Office of the Coordinator for Counterterrorism
July 31, 2001
International Terrorism: American Hostages
The U.S. Government will make no concessions to terrorists holding official or private U.S. citizens hostage. It will not pay ransom, release prisoners, change its policies, or agree to other acts that might encourage additional terrorism. At the same time, the United States will use every appropriate resource to gain the safe return of American citizens who are held hostage by terrorists. Hostage-taking is defined under international law (International Convention Against the Taking of Hostages, adopted December 17, 1979) as the seizing or detaining and threatening to kill, injure, or continue to detain a person in order to compel a third party to do or abstain from doing any act as an explicit or implicit condition for the release of the seized or detained person.
It is internationally accepted that governments are responsible for the safety and welfare of persons within their borders. Aware of both the terrorist threat and public safety shortcomings in many parts of the world, the United States has developed enhanced physical and personal security programs for U.S. personnel and has established cooperative arrangements with the U.S. private sector.
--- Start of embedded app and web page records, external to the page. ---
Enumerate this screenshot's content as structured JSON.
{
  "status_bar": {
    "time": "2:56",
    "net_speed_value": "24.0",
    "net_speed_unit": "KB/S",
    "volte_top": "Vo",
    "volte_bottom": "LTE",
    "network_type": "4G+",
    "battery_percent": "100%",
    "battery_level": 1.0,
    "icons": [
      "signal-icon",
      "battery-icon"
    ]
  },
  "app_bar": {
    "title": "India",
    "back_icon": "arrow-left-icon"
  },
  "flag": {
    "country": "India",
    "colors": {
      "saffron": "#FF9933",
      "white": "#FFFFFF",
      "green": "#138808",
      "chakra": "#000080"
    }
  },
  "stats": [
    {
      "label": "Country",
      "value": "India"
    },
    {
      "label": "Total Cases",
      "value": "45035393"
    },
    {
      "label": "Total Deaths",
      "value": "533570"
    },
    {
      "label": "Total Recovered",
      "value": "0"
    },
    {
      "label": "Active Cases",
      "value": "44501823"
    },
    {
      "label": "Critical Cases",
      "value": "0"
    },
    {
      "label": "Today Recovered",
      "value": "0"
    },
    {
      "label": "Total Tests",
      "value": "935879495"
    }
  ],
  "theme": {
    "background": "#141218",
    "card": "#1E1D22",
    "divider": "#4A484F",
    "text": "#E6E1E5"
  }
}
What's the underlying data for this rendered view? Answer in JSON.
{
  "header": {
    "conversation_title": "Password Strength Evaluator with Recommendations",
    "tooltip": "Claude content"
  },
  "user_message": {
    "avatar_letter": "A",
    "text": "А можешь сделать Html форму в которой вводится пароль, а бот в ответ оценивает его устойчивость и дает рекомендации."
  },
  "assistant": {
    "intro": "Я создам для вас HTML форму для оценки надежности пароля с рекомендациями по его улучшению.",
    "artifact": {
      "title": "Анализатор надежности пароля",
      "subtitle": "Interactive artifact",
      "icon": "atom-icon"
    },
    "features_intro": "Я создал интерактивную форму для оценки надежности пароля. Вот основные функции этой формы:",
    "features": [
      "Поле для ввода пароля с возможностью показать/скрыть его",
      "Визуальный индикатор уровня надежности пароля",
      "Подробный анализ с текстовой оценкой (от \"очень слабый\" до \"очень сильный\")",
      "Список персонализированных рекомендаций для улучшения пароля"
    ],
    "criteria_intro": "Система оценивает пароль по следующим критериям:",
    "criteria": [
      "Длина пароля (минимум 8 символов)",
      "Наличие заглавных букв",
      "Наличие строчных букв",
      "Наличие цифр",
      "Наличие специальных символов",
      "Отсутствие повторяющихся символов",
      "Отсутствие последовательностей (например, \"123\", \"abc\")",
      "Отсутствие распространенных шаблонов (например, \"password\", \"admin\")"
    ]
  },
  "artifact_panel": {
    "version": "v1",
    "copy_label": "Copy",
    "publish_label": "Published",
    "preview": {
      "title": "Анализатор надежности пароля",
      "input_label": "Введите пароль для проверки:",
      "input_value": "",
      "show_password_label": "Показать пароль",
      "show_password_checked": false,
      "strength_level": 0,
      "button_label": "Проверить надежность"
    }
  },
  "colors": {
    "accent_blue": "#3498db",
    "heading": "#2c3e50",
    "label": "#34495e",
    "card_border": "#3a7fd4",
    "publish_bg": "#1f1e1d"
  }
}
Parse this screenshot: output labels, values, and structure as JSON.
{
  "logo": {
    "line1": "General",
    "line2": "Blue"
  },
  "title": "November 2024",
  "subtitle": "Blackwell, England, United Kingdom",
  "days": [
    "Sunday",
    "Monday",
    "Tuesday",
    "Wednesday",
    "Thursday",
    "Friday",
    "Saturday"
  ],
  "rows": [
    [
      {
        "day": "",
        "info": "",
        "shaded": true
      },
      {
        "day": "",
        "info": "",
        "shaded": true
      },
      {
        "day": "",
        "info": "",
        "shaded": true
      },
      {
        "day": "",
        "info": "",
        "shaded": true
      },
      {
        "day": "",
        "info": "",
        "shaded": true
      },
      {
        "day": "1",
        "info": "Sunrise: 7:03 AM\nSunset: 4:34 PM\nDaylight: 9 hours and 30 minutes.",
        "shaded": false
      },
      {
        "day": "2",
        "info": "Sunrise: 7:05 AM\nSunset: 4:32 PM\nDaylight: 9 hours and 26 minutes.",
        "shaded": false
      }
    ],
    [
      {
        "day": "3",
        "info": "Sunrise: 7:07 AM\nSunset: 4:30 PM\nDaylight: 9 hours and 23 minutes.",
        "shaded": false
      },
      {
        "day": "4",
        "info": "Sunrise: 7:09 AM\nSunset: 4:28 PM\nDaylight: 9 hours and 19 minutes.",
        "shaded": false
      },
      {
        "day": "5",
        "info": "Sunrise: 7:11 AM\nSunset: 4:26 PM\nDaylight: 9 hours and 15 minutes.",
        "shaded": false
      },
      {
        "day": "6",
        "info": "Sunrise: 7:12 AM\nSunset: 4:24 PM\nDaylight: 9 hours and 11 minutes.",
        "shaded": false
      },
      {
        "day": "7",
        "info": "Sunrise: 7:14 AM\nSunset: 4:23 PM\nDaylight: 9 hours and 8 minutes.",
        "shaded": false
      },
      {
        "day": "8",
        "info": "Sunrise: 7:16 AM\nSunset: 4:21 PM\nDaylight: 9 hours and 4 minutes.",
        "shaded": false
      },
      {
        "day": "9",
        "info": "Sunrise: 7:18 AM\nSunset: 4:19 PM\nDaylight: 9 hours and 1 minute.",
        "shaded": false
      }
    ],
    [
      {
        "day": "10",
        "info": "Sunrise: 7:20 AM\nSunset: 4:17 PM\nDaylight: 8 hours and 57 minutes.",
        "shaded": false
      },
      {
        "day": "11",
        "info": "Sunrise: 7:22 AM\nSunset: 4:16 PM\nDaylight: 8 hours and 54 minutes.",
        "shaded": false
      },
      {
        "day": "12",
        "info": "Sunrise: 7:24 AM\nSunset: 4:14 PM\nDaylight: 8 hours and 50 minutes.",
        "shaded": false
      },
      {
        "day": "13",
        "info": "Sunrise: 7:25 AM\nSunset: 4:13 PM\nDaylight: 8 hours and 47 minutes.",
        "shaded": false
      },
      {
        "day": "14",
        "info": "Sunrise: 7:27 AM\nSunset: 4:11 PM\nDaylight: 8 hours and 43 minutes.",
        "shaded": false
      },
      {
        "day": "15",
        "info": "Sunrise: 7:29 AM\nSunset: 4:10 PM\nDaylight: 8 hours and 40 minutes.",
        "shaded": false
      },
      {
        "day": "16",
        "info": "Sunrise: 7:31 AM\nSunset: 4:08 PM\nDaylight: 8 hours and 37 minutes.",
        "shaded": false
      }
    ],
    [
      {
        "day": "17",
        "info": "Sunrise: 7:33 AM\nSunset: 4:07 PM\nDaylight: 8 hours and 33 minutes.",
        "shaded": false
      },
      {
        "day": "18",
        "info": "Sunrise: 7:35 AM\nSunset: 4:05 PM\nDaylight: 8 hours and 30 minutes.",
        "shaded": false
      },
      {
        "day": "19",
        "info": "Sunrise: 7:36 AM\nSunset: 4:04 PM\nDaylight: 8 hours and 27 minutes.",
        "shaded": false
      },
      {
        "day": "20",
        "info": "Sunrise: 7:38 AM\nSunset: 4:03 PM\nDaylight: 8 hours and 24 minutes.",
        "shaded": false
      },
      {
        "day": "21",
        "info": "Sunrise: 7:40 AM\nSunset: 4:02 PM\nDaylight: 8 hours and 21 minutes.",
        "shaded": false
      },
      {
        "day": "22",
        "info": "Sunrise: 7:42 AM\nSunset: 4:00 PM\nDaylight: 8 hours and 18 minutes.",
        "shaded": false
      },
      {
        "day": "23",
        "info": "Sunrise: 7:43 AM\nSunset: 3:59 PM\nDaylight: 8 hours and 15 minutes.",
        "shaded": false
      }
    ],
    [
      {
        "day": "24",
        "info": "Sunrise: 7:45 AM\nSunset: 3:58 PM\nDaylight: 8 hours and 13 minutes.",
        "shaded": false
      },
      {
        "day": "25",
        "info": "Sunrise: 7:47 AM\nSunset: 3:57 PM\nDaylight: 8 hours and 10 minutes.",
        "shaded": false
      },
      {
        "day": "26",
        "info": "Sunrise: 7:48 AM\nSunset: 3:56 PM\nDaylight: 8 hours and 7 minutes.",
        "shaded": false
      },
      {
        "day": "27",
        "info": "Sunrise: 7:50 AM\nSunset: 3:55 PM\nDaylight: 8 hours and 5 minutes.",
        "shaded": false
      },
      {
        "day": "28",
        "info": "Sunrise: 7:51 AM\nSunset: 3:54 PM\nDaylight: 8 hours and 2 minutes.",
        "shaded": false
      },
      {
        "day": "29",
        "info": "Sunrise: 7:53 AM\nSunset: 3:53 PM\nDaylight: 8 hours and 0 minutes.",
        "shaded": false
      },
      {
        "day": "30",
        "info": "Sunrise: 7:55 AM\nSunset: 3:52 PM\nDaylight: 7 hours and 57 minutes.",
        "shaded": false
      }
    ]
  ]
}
It also has established bilateral counter-terrorism assistance programs and close intelligence and law enforcement relationships with many nations to help prevent terrorist incidents or to resolve them in a manner that will deny the perpetrators benefits from their actions.
The United States also seeks effective judicial prosecution and punishment for terrorists and criminals victimizing the U.S. Government or its citizens and will use all legal methods to these ends, including extradition. U.S. policy and goals are clear, and the U.S. Government actively pursues them alone and in cooperation with other governments.
The U.S. Government believes that paying ransom or making other concessions to terrorists in exchange for the release of hostages increases the danger that others will be taken. Its policy therefore rejects all demands for ransom, prisoner exchanges, and deals with terrorists in exchange for the release of hostages. At the same time, it will make every effort, including contact with representatives of the captors, to obtain the release of the hostages.
The United States strongly urges American companies and private citizens not to pay ransom. It believes that good security practices, relatively modest security expenditures, and continual close cooperation with embassy and local authorities can lower the risk to Americans living in high-threat environments.
The U.S. Government is concerned for the welfare of its citizens but cannot support requests that host governments violate their own laws or abdicate their normal law enforcement responsibilities. On the other hand, if the employing organization or company works closely with local authorities and follows U.S. policy, U.S. Foreign Service posts can actively pursue efforts to bring the incident to a safe conclusion. This includes providing reasonable administrative services and, if desired by the local authorities and the American organization, full participation in strategy sessions. Requests for U.S. Government technical assistance or expertise will be considered on a case-by-case basis. The full extent of U.S. Government participation must await an analysis of each specific set of circumstances.
If a U.S. private organization or company seeks release of hostages by paying ransom or pressuring the host government for political concessions, U.S. Foreign Service posts will limit their participation to basic administrative services, such as facilitating contacts with host government officials. The host government and the U.S. private organization or citizen must understand that if they wish to follow a hostage resolution path different from that of U.S. Government policy, they do so without its approval or cooperation. The U.S. Government cannot participate in developing and implementing a ransom strategy. However, U.S. Foreign Service posts may maintain a discreet contact with the parties to keep abreast of developments.
Under current U.S. law 18 USC 1203 (Act for the Prevention and Punishment of the Crime of Hostage-Taking, enacted October 1984 in implementation of the UN Convention on Hostage-Taking), seizure of a U.S. national as a hostage anywhere in the world is a crime, as is any hostage-taking action in which the U.S. Government is a target or the hostage-taker is a U.S. national. Such acts, therefore, are subject to investigation by the Federal Bureau of Investigation and to prosecution by U.S. authorities. Actions by private persons or entities that have the effect of aiding and abetting the hostage-taking, concealing knowledge of it from the authorities, or obstructing its investigation, may themselves be in violation of U.S. law.